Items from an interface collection
......
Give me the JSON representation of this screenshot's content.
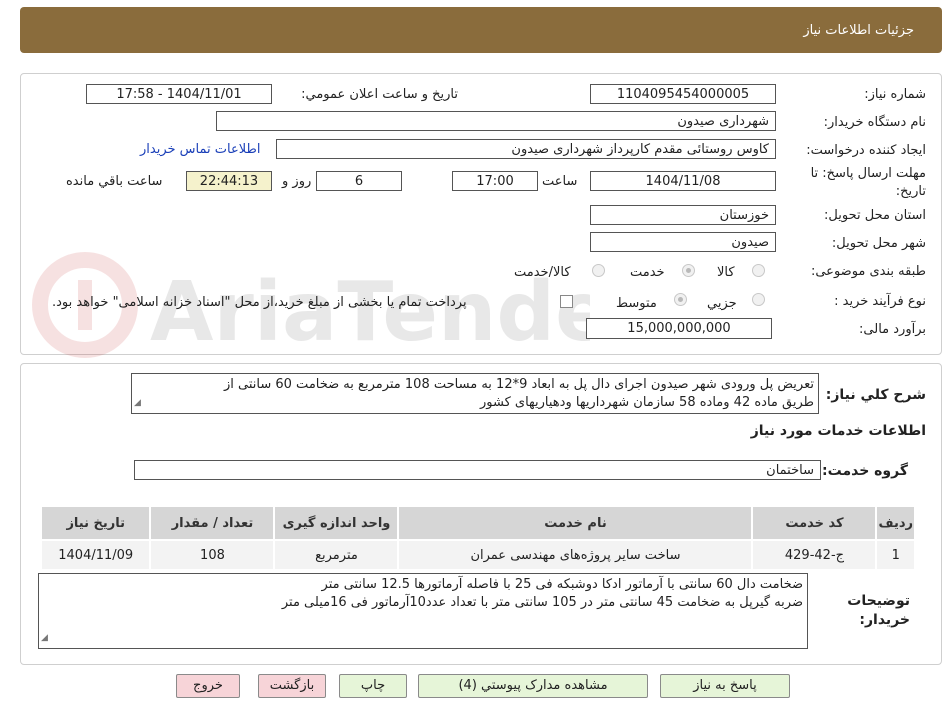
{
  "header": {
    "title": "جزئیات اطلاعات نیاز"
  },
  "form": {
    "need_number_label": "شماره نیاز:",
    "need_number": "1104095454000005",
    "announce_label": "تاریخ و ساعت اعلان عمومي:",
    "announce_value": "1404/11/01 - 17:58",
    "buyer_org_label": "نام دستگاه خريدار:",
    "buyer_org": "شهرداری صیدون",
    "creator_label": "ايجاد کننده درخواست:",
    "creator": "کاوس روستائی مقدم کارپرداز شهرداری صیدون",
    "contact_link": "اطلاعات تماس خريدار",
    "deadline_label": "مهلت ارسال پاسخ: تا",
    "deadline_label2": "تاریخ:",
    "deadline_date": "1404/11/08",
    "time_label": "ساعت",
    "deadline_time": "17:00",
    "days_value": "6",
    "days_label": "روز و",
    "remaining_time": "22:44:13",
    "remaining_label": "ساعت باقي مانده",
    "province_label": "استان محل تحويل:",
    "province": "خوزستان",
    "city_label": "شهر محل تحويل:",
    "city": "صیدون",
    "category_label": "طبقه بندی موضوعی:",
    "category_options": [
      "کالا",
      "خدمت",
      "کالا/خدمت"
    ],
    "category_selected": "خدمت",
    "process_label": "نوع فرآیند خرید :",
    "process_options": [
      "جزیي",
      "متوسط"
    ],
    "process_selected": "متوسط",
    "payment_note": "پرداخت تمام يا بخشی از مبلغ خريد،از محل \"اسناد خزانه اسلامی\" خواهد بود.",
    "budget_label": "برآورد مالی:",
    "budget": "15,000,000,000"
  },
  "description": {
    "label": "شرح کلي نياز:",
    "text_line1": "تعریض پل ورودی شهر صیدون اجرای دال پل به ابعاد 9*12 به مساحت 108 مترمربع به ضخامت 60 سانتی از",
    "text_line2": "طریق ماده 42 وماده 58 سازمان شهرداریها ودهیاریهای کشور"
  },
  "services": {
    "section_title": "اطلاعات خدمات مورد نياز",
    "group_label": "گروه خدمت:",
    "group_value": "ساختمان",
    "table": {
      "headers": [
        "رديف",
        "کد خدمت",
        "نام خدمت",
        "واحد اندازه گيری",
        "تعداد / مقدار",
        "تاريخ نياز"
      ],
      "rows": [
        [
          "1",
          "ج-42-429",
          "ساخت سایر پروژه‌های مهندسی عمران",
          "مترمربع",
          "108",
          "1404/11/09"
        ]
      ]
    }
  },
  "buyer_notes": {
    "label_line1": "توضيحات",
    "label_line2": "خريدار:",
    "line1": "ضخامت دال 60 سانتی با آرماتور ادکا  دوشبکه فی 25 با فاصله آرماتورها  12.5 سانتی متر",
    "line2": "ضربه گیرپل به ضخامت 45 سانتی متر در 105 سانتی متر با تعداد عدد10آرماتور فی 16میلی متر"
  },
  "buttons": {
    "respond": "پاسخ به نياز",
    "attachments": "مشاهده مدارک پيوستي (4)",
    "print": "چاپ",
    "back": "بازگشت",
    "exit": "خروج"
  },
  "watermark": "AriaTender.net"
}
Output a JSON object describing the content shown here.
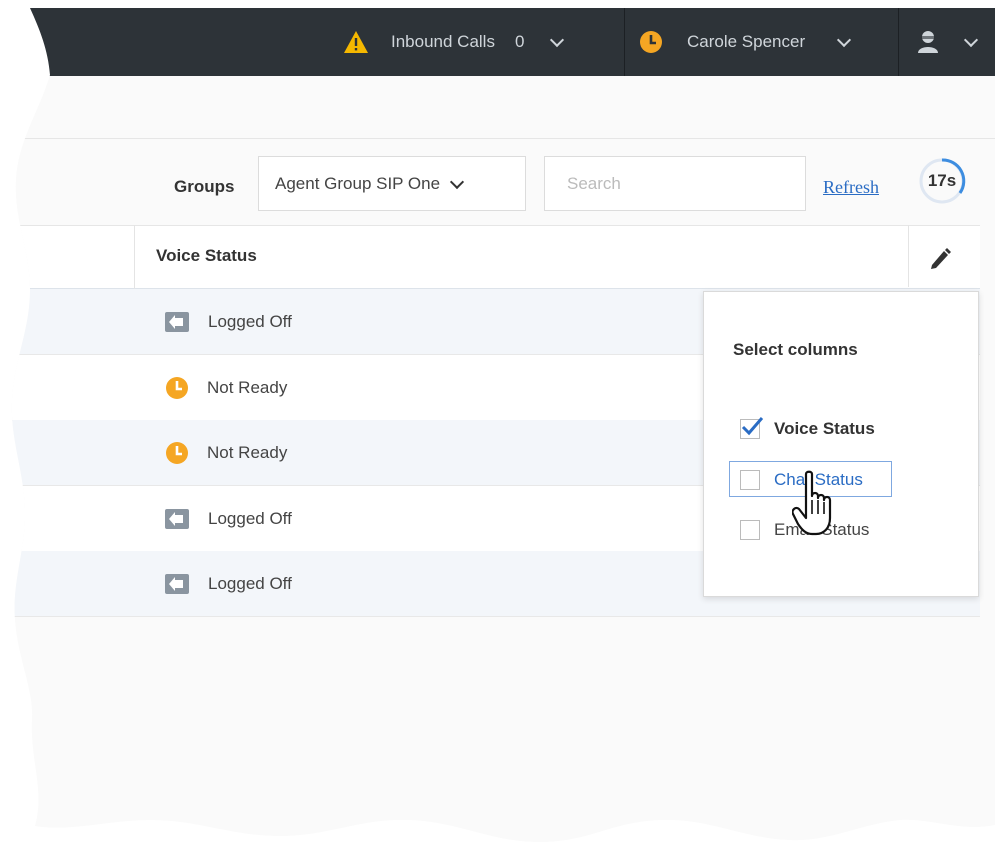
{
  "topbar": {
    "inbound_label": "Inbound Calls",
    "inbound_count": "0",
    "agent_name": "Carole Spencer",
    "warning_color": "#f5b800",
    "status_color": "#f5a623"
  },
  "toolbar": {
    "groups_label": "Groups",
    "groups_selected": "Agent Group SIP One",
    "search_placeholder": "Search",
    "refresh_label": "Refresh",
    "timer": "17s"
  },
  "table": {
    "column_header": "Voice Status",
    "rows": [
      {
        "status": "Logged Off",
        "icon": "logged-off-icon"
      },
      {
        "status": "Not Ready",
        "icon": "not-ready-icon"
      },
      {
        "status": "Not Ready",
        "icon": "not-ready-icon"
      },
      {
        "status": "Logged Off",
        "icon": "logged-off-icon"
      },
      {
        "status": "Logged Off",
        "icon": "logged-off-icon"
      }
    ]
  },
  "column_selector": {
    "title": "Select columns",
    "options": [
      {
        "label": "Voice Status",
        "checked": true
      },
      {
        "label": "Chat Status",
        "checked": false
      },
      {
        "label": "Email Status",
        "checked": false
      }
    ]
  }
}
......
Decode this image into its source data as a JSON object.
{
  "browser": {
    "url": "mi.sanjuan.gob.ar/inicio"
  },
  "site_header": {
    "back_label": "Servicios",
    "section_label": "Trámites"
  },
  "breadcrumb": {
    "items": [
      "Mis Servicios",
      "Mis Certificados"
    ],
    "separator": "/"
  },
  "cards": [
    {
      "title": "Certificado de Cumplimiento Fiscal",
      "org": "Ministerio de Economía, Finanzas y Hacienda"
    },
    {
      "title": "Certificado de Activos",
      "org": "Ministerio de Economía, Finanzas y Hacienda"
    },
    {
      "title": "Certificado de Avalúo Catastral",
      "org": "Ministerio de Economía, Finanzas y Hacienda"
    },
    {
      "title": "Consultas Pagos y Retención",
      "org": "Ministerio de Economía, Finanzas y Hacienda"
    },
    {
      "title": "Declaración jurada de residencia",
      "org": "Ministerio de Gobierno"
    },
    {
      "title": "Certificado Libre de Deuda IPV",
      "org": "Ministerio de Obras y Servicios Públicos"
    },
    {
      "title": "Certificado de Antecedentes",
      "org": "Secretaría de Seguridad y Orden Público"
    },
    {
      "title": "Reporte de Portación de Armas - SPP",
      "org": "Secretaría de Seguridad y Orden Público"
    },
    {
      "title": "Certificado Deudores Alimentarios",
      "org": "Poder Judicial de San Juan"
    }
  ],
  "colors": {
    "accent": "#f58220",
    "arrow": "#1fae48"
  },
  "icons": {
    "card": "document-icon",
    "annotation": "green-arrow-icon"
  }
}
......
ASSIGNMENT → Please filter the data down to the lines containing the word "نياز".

TASK SOLUTION →
    "label": "شرح کلي نياز:",
    "section_title": "اطلاعات خدمات مورد نياز",
        "تاريخ نياز"
    "respond": "پاسخ به نياز",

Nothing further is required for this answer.